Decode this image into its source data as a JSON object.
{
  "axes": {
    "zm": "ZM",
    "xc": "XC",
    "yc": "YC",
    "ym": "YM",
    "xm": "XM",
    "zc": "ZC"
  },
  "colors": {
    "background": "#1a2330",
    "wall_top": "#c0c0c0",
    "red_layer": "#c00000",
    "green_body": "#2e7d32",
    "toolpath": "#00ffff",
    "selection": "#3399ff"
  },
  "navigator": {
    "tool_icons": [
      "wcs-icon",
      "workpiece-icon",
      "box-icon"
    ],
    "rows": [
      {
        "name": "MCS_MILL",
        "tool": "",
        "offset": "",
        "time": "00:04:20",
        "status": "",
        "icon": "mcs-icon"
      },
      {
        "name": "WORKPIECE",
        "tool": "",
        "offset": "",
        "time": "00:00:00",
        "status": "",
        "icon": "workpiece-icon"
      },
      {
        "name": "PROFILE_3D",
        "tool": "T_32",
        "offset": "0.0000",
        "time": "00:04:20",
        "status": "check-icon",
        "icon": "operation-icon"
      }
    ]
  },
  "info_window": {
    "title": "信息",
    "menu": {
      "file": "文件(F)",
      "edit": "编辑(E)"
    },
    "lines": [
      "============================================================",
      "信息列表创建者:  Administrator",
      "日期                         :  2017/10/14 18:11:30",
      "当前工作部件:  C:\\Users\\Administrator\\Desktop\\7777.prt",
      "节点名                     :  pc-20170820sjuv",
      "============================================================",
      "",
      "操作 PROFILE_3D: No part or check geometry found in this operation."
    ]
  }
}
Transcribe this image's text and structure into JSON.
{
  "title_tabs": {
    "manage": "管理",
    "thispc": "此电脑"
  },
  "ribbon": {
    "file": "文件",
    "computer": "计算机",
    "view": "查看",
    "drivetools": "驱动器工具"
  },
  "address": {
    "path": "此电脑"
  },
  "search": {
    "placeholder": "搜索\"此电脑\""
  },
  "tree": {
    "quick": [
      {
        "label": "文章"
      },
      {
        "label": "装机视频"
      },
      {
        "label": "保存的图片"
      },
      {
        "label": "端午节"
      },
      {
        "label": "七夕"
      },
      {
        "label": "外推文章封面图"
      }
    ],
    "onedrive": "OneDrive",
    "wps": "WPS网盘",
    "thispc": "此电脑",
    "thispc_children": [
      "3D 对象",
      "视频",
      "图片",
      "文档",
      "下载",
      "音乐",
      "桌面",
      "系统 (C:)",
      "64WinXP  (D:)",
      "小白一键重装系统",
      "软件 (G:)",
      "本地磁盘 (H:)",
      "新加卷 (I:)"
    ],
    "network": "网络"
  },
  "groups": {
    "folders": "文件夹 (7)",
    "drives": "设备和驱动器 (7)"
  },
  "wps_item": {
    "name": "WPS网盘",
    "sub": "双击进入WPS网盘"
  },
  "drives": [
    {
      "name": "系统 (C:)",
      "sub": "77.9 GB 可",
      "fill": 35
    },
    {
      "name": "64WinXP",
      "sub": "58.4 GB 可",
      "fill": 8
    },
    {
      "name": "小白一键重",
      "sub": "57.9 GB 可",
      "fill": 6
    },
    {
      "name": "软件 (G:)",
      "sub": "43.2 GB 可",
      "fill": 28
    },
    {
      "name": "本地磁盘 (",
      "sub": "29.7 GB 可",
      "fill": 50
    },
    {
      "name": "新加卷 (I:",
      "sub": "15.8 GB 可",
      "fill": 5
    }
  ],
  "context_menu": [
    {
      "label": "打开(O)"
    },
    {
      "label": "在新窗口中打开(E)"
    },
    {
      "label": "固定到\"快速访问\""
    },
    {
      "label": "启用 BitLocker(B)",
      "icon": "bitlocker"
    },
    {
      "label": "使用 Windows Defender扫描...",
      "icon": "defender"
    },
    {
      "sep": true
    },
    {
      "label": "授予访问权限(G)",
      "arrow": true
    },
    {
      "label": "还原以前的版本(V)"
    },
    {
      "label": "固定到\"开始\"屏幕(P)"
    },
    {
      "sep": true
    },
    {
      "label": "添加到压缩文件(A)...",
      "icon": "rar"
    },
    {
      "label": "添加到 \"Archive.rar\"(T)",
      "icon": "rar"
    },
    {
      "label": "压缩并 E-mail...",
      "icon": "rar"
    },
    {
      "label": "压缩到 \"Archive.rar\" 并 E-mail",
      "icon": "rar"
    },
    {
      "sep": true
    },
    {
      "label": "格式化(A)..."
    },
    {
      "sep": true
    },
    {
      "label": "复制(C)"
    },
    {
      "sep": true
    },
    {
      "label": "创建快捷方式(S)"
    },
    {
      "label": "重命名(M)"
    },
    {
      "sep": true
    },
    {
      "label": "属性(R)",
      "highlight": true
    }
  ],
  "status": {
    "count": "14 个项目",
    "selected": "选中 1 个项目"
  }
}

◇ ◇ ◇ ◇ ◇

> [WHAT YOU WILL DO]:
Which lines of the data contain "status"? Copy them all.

> [COMPLETED EXERCISE]:
        "status": "",
        "status": "",
        "status": "check-icon",
  "status": {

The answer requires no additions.